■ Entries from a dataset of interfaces
+++

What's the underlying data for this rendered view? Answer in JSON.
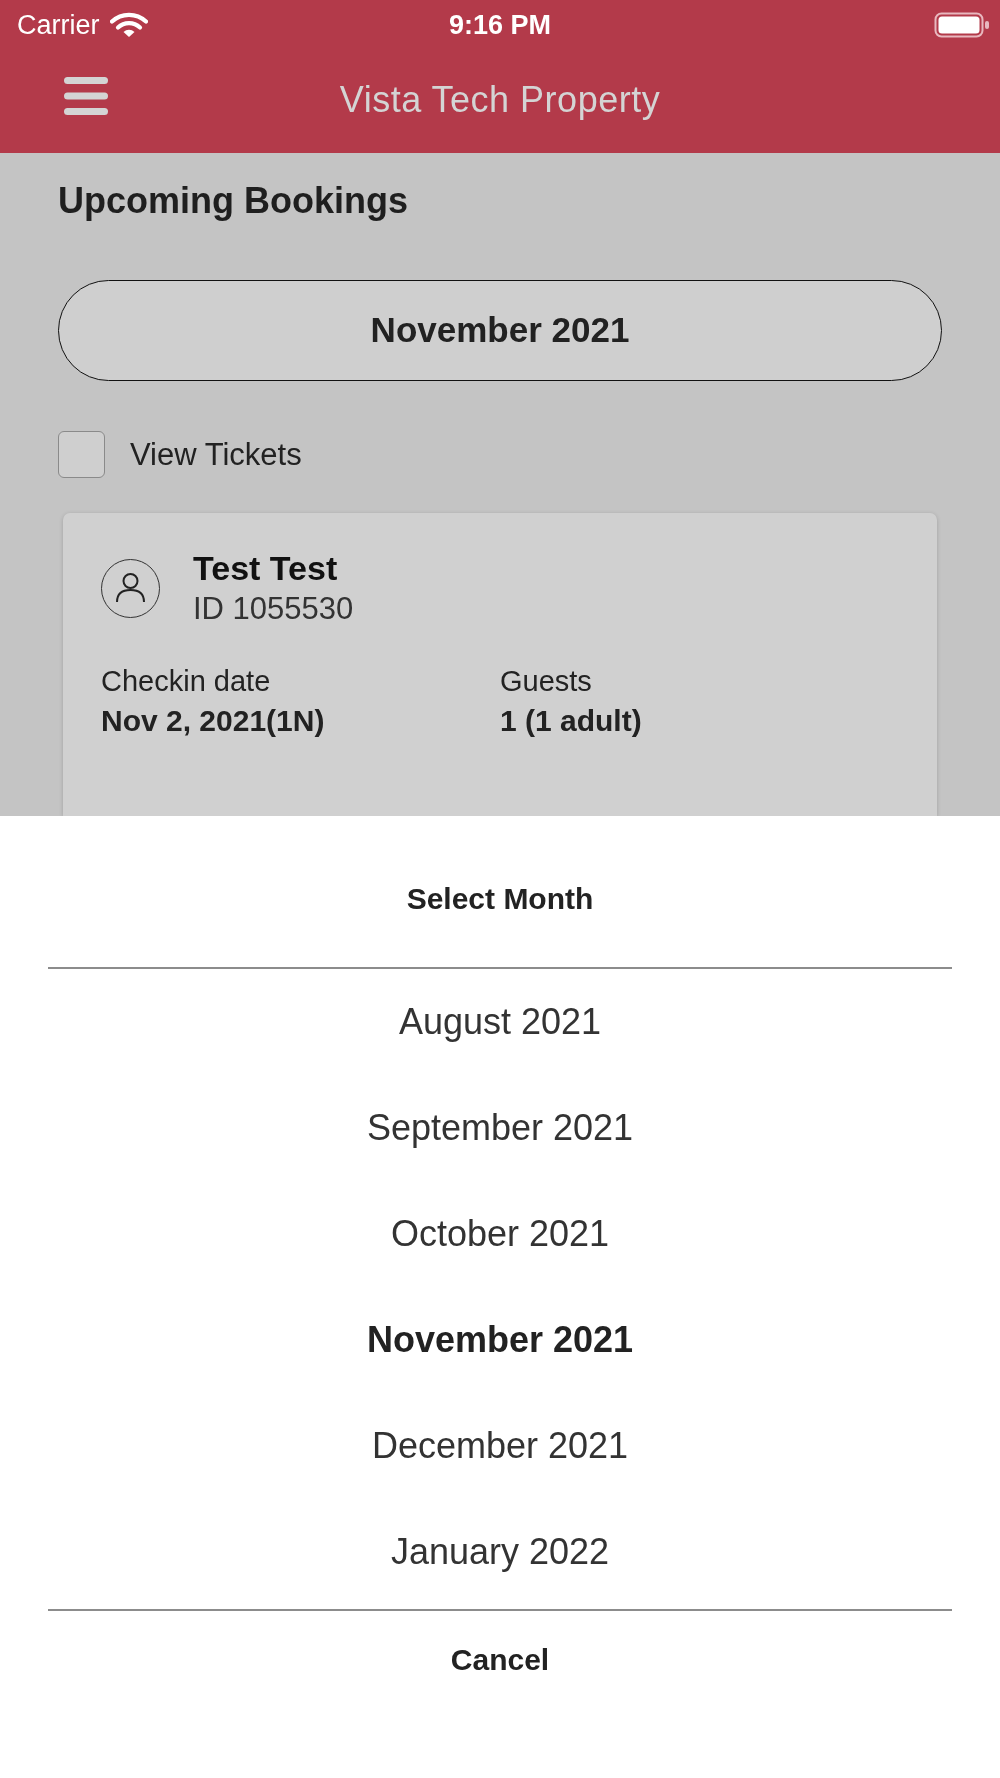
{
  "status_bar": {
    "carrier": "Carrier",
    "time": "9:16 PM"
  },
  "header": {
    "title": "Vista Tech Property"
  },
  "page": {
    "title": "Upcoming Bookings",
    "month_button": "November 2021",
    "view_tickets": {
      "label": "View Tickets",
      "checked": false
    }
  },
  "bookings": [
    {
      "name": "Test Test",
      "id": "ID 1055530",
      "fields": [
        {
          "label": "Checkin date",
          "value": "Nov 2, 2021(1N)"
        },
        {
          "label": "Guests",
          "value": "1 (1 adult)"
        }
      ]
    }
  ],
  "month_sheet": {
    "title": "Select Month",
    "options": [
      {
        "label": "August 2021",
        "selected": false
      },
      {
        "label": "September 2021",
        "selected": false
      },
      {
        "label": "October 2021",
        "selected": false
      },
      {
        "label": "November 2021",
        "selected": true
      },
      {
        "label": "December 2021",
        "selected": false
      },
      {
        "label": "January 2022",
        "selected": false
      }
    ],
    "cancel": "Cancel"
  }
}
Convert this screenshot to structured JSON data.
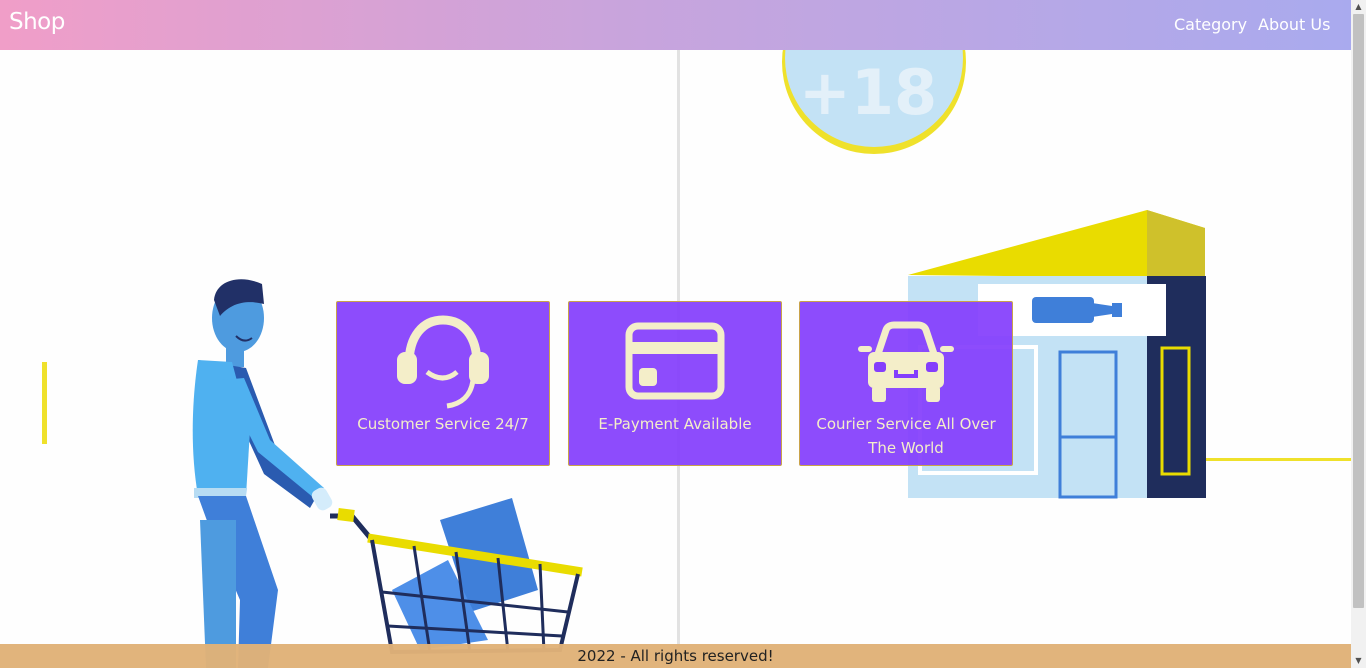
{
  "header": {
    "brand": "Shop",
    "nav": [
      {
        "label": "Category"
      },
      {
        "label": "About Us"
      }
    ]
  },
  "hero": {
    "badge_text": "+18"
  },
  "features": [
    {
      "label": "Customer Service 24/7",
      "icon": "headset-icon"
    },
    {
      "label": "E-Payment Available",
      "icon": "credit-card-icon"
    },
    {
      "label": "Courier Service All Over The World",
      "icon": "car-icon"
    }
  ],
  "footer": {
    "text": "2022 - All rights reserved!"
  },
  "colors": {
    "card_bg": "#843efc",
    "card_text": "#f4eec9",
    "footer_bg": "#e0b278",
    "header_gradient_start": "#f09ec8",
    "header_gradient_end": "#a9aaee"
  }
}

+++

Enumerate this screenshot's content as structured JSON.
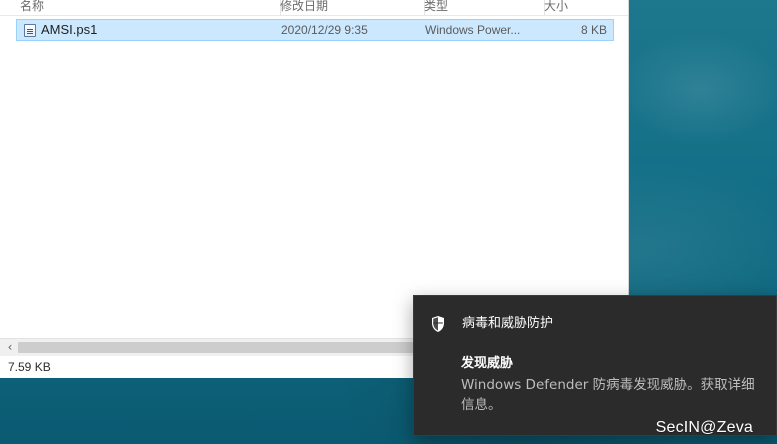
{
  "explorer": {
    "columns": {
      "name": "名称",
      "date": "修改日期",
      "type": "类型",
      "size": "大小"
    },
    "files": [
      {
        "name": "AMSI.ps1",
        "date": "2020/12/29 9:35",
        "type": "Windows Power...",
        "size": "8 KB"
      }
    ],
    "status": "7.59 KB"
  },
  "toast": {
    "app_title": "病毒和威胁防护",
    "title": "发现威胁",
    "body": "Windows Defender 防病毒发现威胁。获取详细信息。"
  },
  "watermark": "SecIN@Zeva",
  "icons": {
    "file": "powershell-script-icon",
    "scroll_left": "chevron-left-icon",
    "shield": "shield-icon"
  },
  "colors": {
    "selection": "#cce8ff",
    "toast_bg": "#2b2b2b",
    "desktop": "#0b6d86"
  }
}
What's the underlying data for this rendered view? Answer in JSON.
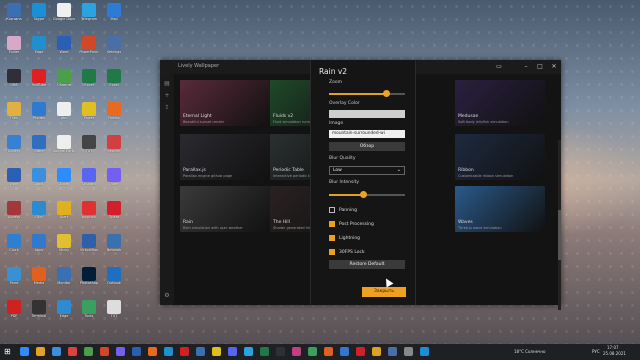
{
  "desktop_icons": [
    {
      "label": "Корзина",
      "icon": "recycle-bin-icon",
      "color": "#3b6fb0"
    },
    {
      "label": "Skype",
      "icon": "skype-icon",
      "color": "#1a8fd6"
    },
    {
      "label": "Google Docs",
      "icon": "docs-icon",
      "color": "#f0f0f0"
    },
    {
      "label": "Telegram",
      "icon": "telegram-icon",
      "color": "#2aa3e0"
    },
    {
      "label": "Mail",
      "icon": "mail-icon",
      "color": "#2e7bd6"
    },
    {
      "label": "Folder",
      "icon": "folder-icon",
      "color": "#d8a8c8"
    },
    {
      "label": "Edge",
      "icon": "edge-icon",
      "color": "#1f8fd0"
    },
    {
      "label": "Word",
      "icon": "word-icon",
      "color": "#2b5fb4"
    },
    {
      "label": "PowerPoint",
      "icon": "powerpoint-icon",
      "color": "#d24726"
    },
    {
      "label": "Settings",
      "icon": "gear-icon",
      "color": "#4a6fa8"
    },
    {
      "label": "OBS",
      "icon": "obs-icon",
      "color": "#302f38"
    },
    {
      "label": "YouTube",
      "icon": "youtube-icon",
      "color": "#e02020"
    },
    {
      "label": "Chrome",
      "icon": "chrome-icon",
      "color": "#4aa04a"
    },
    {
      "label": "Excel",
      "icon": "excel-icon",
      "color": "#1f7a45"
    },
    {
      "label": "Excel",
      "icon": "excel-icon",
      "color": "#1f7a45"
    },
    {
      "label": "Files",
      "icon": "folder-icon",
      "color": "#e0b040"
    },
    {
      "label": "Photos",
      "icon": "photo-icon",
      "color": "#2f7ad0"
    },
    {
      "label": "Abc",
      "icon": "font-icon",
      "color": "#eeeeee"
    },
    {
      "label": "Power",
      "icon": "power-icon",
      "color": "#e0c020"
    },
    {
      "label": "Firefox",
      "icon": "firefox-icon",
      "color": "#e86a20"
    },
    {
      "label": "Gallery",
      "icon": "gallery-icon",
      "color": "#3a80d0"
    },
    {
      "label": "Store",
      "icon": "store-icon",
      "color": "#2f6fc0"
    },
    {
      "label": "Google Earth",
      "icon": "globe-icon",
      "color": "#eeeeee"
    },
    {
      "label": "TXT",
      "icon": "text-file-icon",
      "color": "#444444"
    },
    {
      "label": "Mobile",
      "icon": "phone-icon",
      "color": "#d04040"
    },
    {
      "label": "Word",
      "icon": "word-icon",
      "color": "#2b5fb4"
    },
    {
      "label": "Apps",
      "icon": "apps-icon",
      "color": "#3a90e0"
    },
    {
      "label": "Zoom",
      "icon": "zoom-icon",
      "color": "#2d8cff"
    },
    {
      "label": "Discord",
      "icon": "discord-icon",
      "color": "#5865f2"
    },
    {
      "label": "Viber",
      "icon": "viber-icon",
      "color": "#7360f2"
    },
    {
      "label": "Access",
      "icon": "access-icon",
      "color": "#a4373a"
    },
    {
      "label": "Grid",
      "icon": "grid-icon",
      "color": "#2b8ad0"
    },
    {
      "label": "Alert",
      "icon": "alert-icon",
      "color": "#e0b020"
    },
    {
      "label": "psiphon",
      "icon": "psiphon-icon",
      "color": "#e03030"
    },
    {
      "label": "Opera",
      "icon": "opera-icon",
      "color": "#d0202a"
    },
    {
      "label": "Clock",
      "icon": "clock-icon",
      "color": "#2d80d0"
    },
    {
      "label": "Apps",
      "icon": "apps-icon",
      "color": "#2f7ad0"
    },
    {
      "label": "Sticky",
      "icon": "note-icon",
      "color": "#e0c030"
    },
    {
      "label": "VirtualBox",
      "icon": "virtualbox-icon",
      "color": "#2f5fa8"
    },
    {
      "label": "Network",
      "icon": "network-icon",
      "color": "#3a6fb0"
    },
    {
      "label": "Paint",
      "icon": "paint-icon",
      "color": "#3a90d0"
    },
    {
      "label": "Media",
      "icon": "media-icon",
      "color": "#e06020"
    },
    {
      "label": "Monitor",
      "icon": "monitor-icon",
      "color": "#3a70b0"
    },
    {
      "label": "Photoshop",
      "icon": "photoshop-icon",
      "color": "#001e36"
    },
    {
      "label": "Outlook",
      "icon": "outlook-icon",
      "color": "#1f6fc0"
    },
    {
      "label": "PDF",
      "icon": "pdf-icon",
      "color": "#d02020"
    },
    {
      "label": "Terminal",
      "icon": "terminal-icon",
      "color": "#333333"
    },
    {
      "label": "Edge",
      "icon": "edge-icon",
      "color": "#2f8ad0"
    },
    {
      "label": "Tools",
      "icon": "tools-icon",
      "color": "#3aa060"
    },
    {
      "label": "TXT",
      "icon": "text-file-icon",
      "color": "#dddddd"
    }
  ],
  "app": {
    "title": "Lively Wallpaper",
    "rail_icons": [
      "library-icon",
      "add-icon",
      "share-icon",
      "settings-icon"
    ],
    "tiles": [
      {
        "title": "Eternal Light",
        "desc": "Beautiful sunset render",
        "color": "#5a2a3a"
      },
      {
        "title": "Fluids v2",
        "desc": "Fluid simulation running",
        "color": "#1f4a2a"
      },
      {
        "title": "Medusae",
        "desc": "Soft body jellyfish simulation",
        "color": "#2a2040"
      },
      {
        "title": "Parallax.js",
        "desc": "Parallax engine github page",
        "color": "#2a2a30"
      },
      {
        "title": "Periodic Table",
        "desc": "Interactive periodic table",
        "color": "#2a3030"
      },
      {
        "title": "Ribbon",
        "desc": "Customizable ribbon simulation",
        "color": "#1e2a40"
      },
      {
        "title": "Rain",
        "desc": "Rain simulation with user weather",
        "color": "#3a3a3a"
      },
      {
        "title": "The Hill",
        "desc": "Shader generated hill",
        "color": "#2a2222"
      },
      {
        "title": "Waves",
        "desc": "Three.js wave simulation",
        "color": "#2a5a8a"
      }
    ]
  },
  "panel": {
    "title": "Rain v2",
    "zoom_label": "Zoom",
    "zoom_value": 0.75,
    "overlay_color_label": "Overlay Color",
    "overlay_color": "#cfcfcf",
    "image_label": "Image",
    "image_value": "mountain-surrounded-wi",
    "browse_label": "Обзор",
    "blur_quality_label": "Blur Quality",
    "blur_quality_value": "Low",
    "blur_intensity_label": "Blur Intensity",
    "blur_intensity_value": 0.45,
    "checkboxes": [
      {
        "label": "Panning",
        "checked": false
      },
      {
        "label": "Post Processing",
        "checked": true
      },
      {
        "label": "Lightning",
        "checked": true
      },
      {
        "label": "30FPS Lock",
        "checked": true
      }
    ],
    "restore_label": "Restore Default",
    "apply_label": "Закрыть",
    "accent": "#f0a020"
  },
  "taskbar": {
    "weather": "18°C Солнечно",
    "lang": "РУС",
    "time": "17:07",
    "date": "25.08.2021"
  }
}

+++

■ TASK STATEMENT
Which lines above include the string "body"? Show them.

■ SOLUTION FOR THIS TASK
    "body": "Windows Defender 防病毒发现威胁。获取详细信息。"
        "desc": "Soft body jellyfish simulation",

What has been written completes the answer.